Food continues to be a huge and profitable business for Britain’s delivered wholesalers and cash ‘n’ carries. The convenience sector is very different to 20 years ago, but the fittest independents are not only surviving, they are thriving.
On average some four fifths of UK grocery sales go through the major supermarkets. Even so, that still leaves one fifth of the cake for the independent sector, which relies on the wholesalers for its supplies, and in many grocery markets the proportion is considerably higher.
Bagged snacks are one such market, with almost half the volume going through the impulse sector, of which a large proportion are independents. And if you break out single packs the figure is much higher.

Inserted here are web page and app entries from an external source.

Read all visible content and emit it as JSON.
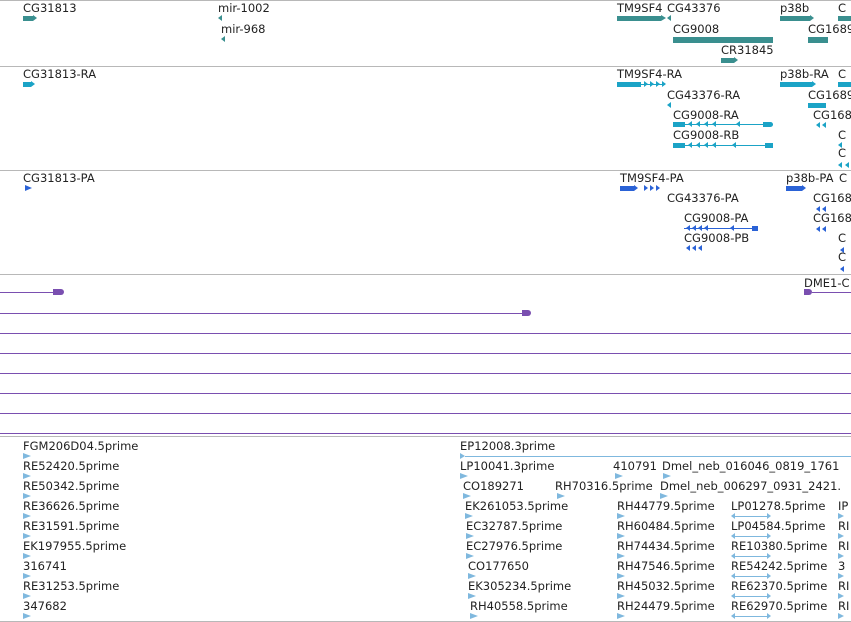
{
  "colors": {
    "gene": "#3a8f8f",
    "transcript": "#1ba3c6",
    "protein": "#2a62d6",
    "match": "#7a4fb0",
    "est": "#7fb8de",
    "border": "#b8b8b8"
  },
  "gene_track": {
    "labels": [
      "CG31813",
      "mir-1002",
      "mir-968",
      "TM9SF4",
      "CG43376",
      "CG9008",
      "CR31845",
      "p38b",
      "CG1689"
    ]
  },
  "transcript_track": {
    "labels": [
      "CG31813-RA",
      "TM9SF4-RA",
      "p38b-RA",
      "CG1689",
      "CG43376-RA",
      "CG168",
      "CG9008-RA",
      "CG9008-RB"
    ]
  },
  "protein_track": {
    "labels": [
      "CG31813-PA",
      "TM9SF4-PA",
      "p38b-PA",
      "CG43376-PA",
      "CG168",
      "CG168",
      "CG9008-PA",
      "CG9008-PB"
    ]
  },
  "match_track": {
    "labels": [
      "DME1-C"
    ]
  },
  "est_track": {
    "labels": [
      "FGM206D04.5prime",
      "RE52420.5prime",
      "RE50342.5prime",
      "RE36626.5prime",
      "RE31591.5prime",
      "EK197955.5prime",
      "316741",
      "RE31253.5prime",
      "347682",
      "EP12008.3prime",
      "LP10041.3prime",
      "CO189271",
      "EK261053.5prime",
      "EC32787.5prime",
      "EC27976.5prime",
      "CO177650",
      "EK305234.5prime",
      "RH40558.5prime",
      "410791",
      "Dmel_neb_016046_0819_1761",
      "RH70316.5prime",
      "Dmel_neb_006297_0931_2421.",
      "RH44779.5prime",
      "RH60484.5prime",
      "RH74434.5prime",
      "RH47546.5prime",
      "RH45032.5prime",
      "RH24479.5prime",
      "LP01278.5prime",
      "LP04584.5prime",
      "RE10380.5prime",
      "RE54242.5prime",
      "RE62370.5prime",
      "RE62970.5prime",
      "IP",
      "RI",
      "RI",
      "3",
      "RI",
      "RI"
    ]
  }
}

In addition there are many ethnic food and drink products that you rarely find in supermarkets. Traditionally these see most of their consumer purchases in the independent sector in stores serving the local ethnic community, supplied by specialist wholesalers or cash ‘n’ carries with their roots in the community.
Next, there’s the speciality and fine food sector, made up of hundreds of little companies. Many of these are keen to keep their products well away from the supermarkets and favour independent grocers, even though the more enlightened multiples are doing their best to be seen to be caring and nurturing.
Another factor is the recession, which has curiously enough been good news for the independent sector. Local retailers are capturing more purchases from shoppers who used to favour the nearby supermarkets but are being more careful now about how they spend their money.
The population still in work are working harder than ever, to keep their jobs. This means longer hours and last minute shopping for that evening. Not everyone has a supermarket-owned convenience store on their doorstep.
And then there are the small but significant group of ‘anti-corporate’ consumers who protest against the might of the supermarkets by shopping locally. It’s all good news for the independent sector and the wholesalers who provide the primary link between convenience stores and product suppliers.
The Competition Commission’s 2008 report quoted the ACS and the FWD saying that as the number of convenience stores served by grocery wholesalers declines, the average costs of supplying these stores will rise. A tipping point might come where the closure of a certain number of convenience stores means the grocery wholesale sector is no longer economically viable. But that won’t happen any time soon.